Last season Sugarloaf introduced the only cat skiing operation in the East. For an additional charge over your regular lift ticket ($25 for one trip, $45 for two) you will board a heated ski cat—as big as a passenger van, but on lightweight tank treads—and travel into Bracket Basin and, beyond that, Burnt Mountain. This is an ungroomed, unmaintained area; a true backwoods experience. While ski patrol does “sweep” at the end of the day, it is recommended that you bring a cell phone and/or a two-way radio to contact ski patrol if you get into trouble or get lost. They recommend no one enter the zone after 3 p.m. or alone. The area offers “western style” glades, meaning tree skiing, and at the bottom you take an old logging road that leads back the ski area's base.

Gear Up

If you don't already have gear, every ski area big enough to spin a chairlift will rent you skis and snowboards once you arrive. Here on the Cape, you basically have two options, both in Hyannis: Puritan and The Boarding House.
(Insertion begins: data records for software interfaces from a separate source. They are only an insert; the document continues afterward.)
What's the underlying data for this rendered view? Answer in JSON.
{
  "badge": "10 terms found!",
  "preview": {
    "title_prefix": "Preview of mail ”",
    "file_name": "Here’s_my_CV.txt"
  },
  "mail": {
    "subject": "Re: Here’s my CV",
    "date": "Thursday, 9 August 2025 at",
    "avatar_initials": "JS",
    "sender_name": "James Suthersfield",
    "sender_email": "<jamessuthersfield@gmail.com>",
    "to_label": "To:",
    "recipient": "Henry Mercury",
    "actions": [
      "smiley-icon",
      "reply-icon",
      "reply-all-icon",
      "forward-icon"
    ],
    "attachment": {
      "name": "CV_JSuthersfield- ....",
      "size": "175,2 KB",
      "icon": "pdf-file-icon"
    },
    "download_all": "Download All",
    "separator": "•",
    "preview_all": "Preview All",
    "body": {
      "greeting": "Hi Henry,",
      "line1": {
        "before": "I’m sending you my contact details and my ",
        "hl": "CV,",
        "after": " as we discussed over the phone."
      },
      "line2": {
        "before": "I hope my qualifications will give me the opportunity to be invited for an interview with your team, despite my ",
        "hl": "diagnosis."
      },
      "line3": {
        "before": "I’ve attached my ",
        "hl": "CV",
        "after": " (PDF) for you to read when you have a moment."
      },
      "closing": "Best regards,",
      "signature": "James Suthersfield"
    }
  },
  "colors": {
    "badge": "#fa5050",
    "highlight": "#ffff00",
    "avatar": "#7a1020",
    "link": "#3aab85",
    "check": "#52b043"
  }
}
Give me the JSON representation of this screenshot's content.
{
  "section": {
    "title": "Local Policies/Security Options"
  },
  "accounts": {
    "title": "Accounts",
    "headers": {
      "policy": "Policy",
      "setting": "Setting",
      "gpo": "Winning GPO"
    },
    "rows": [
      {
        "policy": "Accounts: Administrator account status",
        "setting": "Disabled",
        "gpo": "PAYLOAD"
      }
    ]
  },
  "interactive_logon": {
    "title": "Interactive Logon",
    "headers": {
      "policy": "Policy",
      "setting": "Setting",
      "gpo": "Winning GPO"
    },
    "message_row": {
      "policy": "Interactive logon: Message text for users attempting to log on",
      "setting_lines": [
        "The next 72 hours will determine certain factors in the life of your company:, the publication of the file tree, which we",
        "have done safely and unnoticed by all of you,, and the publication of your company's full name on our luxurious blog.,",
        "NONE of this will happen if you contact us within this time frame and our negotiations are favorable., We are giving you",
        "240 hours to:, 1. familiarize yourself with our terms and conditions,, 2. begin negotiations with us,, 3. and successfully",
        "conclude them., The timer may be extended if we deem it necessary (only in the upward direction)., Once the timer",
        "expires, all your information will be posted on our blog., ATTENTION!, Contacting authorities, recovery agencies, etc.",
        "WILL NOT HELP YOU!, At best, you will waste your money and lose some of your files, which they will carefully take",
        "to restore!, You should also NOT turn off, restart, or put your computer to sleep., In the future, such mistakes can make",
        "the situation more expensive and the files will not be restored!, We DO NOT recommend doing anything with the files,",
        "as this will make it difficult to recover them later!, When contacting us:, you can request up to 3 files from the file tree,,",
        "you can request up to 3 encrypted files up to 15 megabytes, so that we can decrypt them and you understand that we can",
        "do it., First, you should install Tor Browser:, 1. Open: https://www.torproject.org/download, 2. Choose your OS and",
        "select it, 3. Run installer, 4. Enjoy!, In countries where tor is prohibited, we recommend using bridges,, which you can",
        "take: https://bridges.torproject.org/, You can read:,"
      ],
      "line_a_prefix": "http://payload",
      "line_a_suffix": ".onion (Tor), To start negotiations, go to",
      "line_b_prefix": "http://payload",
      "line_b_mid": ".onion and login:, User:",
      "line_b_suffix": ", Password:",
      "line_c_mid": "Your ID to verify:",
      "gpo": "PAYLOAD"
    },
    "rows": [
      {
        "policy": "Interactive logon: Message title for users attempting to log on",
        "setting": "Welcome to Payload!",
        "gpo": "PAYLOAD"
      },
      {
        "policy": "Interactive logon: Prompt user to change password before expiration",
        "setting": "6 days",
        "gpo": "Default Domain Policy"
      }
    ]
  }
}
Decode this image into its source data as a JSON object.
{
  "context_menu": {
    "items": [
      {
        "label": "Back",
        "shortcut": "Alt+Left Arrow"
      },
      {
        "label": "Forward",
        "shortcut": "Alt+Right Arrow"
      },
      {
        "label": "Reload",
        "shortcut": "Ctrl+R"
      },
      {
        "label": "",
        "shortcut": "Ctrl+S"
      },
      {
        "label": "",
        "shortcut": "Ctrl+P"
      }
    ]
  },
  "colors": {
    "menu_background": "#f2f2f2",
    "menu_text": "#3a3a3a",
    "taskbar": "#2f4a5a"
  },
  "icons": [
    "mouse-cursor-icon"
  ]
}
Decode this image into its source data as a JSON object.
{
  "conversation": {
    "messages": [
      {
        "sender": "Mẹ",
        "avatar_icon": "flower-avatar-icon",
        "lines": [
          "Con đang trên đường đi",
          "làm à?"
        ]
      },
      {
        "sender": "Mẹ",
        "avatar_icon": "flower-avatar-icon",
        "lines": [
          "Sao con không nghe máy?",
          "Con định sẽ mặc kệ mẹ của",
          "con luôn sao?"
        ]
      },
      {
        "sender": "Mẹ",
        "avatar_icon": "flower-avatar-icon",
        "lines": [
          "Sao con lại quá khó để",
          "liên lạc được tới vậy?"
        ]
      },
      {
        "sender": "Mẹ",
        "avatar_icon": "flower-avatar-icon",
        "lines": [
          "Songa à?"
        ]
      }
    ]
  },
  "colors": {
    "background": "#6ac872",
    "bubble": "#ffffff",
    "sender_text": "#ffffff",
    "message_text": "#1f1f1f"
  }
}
Puritan is a full-service ski shop and they do daily, weekend, weekly and season-long rental packages. Daily rentals start at $30 or $35 with a helmet, and weekend rentals with Friday pick-ups and Monday returns starting at $50. They also offer a season-long ski lease program. This way, for one set price ($130 for juniors, $299 for adults) you can use the equipment all season long with the option to purchase the skis at season's end for an additional $100.

The Boarding House sells snowboards, boots and bindings as well as outerwear for snowboarders, though they are not a ski shop. They have some of last year's gear at steep discounts, and they sell snowboard videos and wax and accessories, too. They do in-house board repairs; waxing and edge sharpening costs $40 with slightly higher rates if you really gouge the board on a rock or picnic table and need some repairs to the actual P-Tex base. Friendly staff, too.

The Boarding House offers boards from a variety of manufacturers, including industry leader Burton (RIP to Jake Burton Carpenter, a true legend and pioneer, who passed in November) as well as Never Summer and GNU. They also offer high-end boards from Jones Snowboards. Owner and activist Jeremy Jones is a big mountain snowboarder, and his brothers Todd and Steve co-founded Teton Gravity Research—though they are now based out west, the three share Cape roots.

With some snow here—and a whole lot more up north—to paraphrase the late, great ski film maker Warren Miller, “If you don't try it this year, you'll be one year older when you do.”